> _What this task involves_: Which lines of the listing hold the string "JSON"? Show each of them.

> _Given records_:

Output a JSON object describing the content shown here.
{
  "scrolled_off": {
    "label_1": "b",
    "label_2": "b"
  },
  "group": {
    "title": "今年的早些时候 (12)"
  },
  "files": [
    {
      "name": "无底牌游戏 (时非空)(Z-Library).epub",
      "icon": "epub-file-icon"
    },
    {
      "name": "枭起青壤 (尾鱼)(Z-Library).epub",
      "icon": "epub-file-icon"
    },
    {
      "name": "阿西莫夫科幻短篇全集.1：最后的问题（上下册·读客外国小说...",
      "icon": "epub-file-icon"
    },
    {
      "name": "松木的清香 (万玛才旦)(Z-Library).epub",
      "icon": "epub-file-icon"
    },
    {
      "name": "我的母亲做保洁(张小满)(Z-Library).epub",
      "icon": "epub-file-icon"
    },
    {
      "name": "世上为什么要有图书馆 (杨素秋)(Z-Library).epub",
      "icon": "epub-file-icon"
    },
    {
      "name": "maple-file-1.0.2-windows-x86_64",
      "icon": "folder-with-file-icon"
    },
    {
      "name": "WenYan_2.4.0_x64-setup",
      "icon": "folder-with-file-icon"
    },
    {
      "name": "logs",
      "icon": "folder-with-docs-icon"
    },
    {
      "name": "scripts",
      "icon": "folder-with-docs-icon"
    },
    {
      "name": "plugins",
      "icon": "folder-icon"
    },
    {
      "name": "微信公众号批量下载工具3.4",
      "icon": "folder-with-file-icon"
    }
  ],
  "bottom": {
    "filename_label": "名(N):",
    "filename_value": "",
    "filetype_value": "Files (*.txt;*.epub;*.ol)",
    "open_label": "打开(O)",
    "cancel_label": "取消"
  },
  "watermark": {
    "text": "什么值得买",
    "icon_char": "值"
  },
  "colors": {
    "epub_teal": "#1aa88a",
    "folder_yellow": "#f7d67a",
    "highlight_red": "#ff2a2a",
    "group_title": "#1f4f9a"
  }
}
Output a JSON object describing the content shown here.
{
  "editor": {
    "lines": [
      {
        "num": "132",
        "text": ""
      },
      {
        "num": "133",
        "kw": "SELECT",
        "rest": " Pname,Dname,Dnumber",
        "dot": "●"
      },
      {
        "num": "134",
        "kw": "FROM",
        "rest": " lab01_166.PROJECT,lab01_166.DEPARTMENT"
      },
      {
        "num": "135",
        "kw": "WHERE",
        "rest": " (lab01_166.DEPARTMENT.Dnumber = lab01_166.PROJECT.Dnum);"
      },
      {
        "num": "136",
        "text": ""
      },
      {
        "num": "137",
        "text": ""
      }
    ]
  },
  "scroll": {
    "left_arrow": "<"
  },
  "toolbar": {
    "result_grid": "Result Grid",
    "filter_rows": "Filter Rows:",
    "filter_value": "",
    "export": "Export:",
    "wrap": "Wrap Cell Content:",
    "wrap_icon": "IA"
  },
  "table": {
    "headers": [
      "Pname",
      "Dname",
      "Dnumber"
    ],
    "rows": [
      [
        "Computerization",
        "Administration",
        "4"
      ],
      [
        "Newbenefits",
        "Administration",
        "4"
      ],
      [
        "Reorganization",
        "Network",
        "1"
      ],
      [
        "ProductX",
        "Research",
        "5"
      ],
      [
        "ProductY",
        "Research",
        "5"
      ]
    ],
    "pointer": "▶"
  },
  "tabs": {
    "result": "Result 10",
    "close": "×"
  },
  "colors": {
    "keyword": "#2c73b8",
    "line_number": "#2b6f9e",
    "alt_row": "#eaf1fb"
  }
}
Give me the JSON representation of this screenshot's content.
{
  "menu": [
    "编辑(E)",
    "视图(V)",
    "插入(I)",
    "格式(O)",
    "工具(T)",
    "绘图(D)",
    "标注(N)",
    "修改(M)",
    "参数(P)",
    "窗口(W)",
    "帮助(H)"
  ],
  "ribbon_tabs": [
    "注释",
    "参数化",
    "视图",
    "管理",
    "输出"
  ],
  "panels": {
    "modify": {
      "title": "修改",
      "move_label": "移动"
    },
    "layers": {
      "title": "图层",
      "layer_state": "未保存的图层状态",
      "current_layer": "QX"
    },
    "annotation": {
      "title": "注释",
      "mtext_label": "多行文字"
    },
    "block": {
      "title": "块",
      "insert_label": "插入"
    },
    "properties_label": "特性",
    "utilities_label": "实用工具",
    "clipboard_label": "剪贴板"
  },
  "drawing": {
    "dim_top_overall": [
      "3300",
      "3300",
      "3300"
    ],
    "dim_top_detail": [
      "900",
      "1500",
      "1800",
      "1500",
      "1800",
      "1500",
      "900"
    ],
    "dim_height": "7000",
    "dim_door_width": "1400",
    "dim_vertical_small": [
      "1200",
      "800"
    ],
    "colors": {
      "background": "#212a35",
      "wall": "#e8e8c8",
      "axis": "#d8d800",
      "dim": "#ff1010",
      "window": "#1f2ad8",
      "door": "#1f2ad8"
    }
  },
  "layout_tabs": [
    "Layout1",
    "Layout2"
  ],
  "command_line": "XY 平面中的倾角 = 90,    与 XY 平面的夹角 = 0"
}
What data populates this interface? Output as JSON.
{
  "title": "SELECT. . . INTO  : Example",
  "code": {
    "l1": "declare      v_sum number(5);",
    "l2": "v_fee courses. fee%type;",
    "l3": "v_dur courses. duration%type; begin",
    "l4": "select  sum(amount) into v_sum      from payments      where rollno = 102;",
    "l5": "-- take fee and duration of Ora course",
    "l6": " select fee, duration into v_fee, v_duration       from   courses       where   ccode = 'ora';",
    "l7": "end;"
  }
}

> _Answer area_:
Output a JSON object describing the content shown here.
Output a JSON object describing the content shown here.
Give me the JSON representation of this screenshot's content.
What data populates this interface? Output as JSON.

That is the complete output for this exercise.